Further Information:Forest Peoples Programme (FPP) and Rainforest Foundation Norway (RFN) Side Event at COP17, Durban - Safeguards in REDD and the Green Climate Fund - 9 December 2011, 13.15 - 14.45, Room 2, Durban Exhibition Centre (DEC): How to achieve rights-based forest management? FPP, RFN and partners present new evidence on how rights-based management contributes to reducing deforestation in developing countries.  Implications for the negotiations on safeguards in REDD and the Green Climate Fund is discussed by government and NGO representatives.

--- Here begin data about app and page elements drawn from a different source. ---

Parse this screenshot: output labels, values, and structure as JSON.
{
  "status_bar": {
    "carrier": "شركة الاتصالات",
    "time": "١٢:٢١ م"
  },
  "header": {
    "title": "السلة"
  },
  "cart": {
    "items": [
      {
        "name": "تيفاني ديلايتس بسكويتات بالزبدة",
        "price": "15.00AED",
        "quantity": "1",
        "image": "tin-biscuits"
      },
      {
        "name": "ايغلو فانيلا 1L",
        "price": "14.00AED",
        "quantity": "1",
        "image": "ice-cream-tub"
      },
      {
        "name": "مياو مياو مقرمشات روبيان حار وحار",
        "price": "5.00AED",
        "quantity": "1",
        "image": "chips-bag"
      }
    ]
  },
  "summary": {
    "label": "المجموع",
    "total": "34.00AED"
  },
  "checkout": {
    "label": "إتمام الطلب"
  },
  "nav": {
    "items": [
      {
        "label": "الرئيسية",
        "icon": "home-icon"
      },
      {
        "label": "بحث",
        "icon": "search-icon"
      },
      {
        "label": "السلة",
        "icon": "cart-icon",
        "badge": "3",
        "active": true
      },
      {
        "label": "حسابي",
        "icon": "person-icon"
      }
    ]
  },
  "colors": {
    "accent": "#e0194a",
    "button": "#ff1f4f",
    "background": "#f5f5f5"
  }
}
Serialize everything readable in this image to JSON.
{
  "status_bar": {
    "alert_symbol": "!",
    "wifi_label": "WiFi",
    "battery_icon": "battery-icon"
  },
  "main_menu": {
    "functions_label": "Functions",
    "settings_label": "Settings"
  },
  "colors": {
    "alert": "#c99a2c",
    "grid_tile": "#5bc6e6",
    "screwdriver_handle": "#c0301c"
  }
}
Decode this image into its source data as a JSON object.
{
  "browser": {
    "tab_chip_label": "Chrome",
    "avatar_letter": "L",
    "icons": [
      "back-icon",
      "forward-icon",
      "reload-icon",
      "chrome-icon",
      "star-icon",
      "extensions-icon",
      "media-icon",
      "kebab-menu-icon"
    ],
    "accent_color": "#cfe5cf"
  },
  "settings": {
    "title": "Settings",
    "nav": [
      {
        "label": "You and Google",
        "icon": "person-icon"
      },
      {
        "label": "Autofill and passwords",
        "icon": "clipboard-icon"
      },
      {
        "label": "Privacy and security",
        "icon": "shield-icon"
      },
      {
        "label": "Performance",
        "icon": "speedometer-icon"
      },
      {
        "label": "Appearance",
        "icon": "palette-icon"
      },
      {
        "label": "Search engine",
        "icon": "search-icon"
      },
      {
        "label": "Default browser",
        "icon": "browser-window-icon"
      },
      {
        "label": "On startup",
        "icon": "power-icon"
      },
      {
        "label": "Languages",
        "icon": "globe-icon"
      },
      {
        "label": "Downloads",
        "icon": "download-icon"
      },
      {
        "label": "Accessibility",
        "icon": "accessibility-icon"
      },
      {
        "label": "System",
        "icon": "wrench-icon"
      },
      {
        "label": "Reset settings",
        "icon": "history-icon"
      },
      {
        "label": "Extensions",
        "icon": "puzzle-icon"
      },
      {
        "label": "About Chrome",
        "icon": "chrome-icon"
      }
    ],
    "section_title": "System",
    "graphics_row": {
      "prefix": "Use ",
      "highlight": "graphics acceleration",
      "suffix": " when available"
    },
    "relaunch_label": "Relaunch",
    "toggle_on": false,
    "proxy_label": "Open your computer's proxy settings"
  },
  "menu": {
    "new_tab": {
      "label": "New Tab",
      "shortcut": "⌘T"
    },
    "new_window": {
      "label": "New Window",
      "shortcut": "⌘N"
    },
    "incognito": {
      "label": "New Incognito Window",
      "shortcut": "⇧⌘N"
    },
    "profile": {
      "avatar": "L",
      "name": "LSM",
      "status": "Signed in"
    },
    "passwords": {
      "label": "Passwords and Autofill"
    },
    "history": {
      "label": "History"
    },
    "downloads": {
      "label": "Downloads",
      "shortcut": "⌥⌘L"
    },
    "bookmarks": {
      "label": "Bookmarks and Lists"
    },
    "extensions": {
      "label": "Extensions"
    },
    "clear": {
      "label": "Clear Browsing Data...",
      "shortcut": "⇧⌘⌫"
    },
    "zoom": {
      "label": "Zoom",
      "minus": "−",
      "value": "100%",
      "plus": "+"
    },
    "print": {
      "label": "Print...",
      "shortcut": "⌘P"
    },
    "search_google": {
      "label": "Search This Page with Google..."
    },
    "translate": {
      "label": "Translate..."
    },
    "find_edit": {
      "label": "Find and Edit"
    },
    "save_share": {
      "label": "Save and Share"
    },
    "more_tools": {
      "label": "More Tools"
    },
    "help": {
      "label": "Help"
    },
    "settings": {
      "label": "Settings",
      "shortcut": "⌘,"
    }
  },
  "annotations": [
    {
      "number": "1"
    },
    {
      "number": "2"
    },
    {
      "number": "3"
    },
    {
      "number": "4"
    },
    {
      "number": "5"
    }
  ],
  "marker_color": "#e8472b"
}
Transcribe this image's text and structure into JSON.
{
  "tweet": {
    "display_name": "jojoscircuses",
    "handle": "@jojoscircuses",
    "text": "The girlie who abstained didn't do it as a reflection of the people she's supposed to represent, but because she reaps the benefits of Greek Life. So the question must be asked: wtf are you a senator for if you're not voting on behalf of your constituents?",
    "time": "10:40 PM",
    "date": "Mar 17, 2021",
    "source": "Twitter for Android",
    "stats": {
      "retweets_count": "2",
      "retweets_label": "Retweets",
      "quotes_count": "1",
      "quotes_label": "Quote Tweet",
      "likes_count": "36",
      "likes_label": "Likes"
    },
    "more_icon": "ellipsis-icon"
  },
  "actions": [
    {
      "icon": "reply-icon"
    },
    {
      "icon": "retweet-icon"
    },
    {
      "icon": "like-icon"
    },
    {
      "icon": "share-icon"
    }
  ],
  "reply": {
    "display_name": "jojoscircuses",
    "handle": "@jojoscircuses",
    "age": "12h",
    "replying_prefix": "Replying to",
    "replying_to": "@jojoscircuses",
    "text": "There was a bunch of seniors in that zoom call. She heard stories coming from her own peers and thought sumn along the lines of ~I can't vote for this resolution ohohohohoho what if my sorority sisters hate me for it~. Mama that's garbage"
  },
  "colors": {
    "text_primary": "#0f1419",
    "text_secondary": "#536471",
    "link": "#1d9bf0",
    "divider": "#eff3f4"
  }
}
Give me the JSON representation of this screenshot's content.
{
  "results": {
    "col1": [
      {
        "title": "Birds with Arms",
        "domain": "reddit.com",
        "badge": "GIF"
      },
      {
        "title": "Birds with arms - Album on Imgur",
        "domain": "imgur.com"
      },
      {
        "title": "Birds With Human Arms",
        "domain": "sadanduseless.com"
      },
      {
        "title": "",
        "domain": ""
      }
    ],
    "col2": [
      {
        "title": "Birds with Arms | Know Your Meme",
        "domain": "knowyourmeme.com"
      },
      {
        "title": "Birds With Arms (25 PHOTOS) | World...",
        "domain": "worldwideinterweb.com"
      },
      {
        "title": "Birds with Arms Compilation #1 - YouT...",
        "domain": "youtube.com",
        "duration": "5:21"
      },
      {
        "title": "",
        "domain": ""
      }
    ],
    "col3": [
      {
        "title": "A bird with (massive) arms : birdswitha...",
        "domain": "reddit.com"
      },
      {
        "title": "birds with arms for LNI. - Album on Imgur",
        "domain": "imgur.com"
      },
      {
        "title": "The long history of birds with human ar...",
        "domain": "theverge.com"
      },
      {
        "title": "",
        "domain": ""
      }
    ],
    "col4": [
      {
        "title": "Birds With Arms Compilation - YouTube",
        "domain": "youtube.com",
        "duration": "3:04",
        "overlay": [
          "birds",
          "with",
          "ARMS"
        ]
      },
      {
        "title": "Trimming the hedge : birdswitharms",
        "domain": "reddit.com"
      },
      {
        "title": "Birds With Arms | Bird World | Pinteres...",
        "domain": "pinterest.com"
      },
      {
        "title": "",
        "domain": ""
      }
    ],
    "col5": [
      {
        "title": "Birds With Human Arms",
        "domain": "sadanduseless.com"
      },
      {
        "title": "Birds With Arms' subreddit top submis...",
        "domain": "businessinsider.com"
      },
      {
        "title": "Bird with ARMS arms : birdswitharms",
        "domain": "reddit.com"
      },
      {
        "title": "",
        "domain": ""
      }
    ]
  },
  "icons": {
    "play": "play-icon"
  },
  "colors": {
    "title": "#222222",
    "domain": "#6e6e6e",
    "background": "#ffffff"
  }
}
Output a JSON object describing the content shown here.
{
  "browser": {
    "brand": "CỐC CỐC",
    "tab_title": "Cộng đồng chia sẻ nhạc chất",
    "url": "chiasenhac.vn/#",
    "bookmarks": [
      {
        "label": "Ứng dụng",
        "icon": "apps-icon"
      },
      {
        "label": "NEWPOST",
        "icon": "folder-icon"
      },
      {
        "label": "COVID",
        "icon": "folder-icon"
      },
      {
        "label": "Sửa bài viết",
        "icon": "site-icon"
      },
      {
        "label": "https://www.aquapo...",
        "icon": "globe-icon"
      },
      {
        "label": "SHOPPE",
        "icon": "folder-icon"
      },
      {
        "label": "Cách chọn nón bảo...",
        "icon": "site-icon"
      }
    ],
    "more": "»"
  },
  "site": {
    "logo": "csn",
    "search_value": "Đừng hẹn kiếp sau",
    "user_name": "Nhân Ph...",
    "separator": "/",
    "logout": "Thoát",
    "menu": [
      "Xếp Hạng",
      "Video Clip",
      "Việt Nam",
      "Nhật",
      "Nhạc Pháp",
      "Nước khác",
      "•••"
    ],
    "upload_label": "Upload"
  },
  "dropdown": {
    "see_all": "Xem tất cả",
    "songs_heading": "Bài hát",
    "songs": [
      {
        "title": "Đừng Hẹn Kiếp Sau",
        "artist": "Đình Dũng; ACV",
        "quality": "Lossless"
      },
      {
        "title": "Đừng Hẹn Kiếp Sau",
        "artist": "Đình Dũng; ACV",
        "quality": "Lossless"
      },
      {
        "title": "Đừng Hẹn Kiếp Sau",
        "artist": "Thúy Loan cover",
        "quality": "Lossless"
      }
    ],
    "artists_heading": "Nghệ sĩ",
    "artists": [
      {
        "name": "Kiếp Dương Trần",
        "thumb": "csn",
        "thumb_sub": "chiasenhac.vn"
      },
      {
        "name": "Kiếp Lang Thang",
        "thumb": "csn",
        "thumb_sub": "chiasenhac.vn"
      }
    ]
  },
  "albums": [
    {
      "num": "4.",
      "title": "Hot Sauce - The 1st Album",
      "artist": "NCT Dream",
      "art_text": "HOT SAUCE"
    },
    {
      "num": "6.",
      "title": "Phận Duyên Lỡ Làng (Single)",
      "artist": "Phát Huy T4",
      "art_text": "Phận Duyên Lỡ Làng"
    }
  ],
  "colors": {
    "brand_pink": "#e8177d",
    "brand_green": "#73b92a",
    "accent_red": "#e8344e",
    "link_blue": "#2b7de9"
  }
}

Further Reading:Materials on the SBSTA workshop on a System of Information on Safeguards, including the Co-Chairs’ Report: http://unfccc.int/methods_science/redd/items/6149.phpFPP and JOAS Submission to SBSTA on a System of Information on Safeguards:http://www.forestpeoples.org/topics/un-framework-convention-climate-change-unfccc/publication/2011/submission-sbsta-regarding-sysReport on the AWG-LCA contact group on REDD+ financing: Update No. 16 at http://www.twnside.org.sg/title2/climate/panama01.htmIndigenous Peoples’ Oaxaca Action Plan:http://www.forestpeoples.org/topics/redd-and-related-initiatives/news/2011/10/oaxaca-action-plan-indigenous-peoples-cancun-durbanForest Peoples Programme Fact Sheet on the Green Climate Fund: http://www.forestpeoples.org/topics/un-framework-convention-climate-change-unfccc/publication/2011/green-climate-fund-and-transit